Another important part of network design is reliability. Even small businesses often rely on their network heavily for business operation. A failure of the network can be very costly. In order to maintain a high degree of reliability, redundancy is required in the network design. Redundancy helps to eliminate single points of failure. There are many ways to accomplish redundancy in a network. Redundancy can be accomplished by installing duplicate equipment, but it can also be accomplished by supplying duplicate network links for critical areas, as shown in the figure.

The smaller the network, the less the chance that redundancy of equipment will be affordable. Therefore, a common way to introduce redundancy is through the use of redundant switch connections between multiple switches on the network and between switches and routers.

Also, servers often have multiple NIC ports that enable redundant connections to one or more switches. In a small network, servers typically are deployed as web servers, file servers, or email servers.

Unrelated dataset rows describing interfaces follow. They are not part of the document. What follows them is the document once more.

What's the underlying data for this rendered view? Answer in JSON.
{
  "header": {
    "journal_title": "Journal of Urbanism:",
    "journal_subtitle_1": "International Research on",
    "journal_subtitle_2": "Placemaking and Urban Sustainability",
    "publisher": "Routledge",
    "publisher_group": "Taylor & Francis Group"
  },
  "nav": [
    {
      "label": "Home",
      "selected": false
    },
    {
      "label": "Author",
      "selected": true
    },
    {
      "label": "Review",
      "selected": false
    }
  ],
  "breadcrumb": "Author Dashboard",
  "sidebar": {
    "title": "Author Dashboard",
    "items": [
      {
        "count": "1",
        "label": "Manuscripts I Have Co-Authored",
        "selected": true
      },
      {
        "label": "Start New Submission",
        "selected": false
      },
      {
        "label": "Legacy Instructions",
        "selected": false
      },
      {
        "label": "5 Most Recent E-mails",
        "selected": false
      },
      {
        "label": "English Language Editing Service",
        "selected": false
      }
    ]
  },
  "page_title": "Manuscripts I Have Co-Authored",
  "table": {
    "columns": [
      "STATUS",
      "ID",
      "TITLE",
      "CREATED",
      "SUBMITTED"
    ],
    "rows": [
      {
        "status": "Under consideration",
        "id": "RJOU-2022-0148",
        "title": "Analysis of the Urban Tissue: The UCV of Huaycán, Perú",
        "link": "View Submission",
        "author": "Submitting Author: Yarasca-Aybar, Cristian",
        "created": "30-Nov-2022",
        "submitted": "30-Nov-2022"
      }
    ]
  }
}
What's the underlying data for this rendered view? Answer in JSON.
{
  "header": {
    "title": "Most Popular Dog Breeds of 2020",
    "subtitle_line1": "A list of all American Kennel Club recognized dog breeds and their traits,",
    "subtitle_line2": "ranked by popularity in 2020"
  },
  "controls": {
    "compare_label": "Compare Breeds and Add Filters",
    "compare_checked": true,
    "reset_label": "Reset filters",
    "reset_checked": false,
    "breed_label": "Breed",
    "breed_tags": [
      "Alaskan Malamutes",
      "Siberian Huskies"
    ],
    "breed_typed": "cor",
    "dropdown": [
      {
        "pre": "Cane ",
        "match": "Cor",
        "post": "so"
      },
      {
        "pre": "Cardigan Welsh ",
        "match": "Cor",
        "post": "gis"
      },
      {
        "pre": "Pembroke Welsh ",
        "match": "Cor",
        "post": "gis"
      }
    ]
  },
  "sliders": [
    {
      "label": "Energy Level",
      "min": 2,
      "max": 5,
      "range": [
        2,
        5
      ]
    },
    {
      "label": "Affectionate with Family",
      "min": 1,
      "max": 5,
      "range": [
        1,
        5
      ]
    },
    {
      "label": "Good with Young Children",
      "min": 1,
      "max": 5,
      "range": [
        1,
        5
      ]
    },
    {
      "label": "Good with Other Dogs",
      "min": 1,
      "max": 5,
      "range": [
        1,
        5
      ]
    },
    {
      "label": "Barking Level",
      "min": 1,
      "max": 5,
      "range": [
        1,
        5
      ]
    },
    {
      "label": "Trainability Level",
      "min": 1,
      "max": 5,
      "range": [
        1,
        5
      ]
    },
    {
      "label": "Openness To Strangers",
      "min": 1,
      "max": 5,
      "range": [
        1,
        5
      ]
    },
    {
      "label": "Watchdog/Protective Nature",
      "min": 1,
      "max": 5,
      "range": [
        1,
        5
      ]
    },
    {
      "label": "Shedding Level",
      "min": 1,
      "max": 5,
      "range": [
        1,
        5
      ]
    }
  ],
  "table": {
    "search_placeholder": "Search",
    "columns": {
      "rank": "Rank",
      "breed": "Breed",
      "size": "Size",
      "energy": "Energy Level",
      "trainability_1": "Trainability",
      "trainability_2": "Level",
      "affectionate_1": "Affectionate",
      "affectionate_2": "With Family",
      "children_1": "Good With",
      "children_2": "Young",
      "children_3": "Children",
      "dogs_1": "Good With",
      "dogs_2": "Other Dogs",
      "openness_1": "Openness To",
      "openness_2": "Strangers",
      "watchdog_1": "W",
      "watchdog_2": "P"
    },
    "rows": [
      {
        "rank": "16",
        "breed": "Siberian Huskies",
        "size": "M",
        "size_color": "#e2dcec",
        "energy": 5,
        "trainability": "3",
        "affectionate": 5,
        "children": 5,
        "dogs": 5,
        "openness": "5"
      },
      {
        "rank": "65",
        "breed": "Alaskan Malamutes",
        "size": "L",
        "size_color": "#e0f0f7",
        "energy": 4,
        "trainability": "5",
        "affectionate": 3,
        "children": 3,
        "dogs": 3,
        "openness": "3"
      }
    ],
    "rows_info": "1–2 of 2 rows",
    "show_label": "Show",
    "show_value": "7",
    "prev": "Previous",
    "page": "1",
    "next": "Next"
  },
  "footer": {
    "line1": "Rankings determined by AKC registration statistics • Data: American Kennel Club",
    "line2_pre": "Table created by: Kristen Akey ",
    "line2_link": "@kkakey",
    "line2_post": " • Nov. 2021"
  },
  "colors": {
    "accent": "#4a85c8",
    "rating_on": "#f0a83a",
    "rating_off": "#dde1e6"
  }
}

Small networks typically provide a single exit point toward the Internet via one or more default gateways. With one router in the topology, the only redundancy in terms of Layer 3 paths is enabled by utilizing more than one inside Ethernet interface on the router. However, if the router fails, the entire network loses connectivity to the Internet. For this reason, it may be advisable for a small business to pay for a least-cost option account with a second service provider for backup.